Here's a deep olive quart with crudity, bubbles and slag that found it's way to California many years ago (where so many Baltimore torpedoes go to die and be buried). Baltimore diggers will probably recognize the iconic, applied "rounded double taper" that we sometimes find on certain "Wheeler's Berlin Bitters" and "Hamilton's Preparation" examples, as well as the C.
Cole porters and the 3-part mold black glass porters dug in Baltimore. Lightly cleaned to about perfect original condition. There are seed bubbles throughout and a few at the surface have paper thin openings with a little inclusion in them.
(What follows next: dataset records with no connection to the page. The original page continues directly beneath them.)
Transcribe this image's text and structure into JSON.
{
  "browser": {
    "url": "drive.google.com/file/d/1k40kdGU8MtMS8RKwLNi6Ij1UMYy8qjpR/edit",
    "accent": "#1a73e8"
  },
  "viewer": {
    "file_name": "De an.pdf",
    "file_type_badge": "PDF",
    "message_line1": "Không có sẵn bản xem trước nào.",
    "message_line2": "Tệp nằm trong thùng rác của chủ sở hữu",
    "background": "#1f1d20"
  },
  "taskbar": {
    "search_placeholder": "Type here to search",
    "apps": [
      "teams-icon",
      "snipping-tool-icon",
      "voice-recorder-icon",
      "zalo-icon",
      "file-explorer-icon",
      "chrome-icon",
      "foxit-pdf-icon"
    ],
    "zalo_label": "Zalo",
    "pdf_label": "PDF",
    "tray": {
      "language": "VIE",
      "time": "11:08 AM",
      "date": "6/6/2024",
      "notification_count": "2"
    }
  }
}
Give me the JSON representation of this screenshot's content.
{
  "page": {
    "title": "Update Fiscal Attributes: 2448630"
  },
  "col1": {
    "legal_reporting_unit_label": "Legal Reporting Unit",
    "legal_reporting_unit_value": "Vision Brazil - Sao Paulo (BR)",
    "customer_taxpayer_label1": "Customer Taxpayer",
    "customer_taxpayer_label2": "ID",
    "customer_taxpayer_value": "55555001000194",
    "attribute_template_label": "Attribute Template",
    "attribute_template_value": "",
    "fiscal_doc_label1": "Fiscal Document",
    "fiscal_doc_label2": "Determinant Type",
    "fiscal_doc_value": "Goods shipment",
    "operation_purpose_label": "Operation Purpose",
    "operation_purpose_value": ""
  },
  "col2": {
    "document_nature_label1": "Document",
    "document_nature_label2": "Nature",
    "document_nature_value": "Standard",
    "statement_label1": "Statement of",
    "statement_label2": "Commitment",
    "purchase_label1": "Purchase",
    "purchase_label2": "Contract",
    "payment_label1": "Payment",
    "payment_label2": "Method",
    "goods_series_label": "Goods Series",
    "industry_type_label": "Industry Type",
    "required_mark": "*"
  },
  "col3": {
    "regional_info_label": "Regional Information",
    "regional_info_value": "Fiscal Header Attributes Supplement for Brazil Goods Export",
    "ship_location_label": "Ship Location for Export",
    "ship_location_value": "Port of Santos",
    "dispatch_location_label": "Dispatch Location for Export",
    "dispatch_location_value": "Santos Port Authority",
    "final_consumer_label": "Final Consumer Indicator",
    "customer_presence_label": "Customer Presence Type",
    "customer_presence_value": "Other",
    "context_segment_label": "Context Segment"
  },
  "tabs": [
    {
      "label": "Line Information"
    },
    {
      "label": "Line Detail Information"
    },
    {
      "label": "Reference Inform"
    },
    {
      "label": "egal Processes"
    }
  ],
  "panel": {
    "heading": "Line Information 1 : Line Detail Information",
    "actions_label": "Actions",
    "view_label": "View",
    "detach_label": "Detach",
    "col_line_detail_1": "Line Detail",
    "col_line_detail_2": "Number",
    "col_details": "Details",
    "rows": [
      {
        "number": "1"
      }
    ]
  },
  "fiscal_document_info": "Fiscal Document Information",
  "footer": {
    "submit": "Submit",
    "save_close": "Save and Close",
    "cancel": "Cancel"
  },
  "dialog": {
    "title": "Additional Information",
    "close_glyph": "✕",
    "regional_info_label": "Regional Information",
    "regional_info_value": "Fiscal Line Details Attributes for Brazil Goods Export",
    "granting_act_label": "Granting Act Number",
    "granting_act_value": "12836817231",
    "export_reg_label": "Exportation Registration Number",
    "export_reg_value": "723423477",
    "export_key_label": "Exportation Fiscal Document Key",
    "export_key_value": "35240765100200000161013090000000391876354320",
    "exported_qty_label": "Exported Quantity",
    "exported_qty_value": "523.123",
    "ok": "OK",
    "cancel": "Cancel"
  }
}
These are centered around what appears to be more of a tooling gouge than a scratch. The opposite side of this area displays as near mint, with a bit of a lean to it (from its out of round base).
It features that gentle "push" to the neck sometimes used to get that slightly bulbous neck form. I have had 5 of the black glass 3-part molds, all dug in Baltimore, all having some form of damage.They range in various sizes and shapes from a little half pint stubby up to a quart. When they are blown in the deep olive green or olive amber glass, they have this same top and a unique sort of concentric ring refired pontil base. When they are blown in the same mold, but in that Vaseline-lime range of colors they have a much different lip.
Those examples I have seen had the standard iron pontil base and are rare undamaged. The last pic is of a lip from one of those examples. This quart dip mold or free blown example has an unusual, deeply kicked up open pontil base, and very much the same glass character as the refired pontil 3-part mold examples.Though the form and pontil might suggest an earlier date of manufacture, I would put this bottle in the mid to late 1840's. Probably very rare, especially undamaged - I have never seen another like it. It stands at 9 1/2" tall making it a hair taller than the standard 9 1/4" quart height. Some collectors might consider it a stretch to attribute the bottle so confidently to Baltimore, but the neck, lip, glass character and "wrong" pontil all lead to the same road for me. Hughes Street on Federal Hill.
Of course, there is a chance I could be wrong. I'm old, but I wasn't there at the glasshouse when it was blown. Still, I do believe it to be a product of the Baltimore Glass Works.
Return if unhappy for any reason. Also see my other auctions. Thanks for stopping by and Good Luck!The item "CRUDE, Open Pontil Baltimore Black Glass Quart No Damage" is in sale since Thursday, August 2, 2018. This item is in the category "Collectibles\Bottles & Insulators\Bottles\Antique (Pre-1900)\Sodas". The seller is "wilmartindale" and is located in Tallahassee, Florida.
This item can be shipped to United States.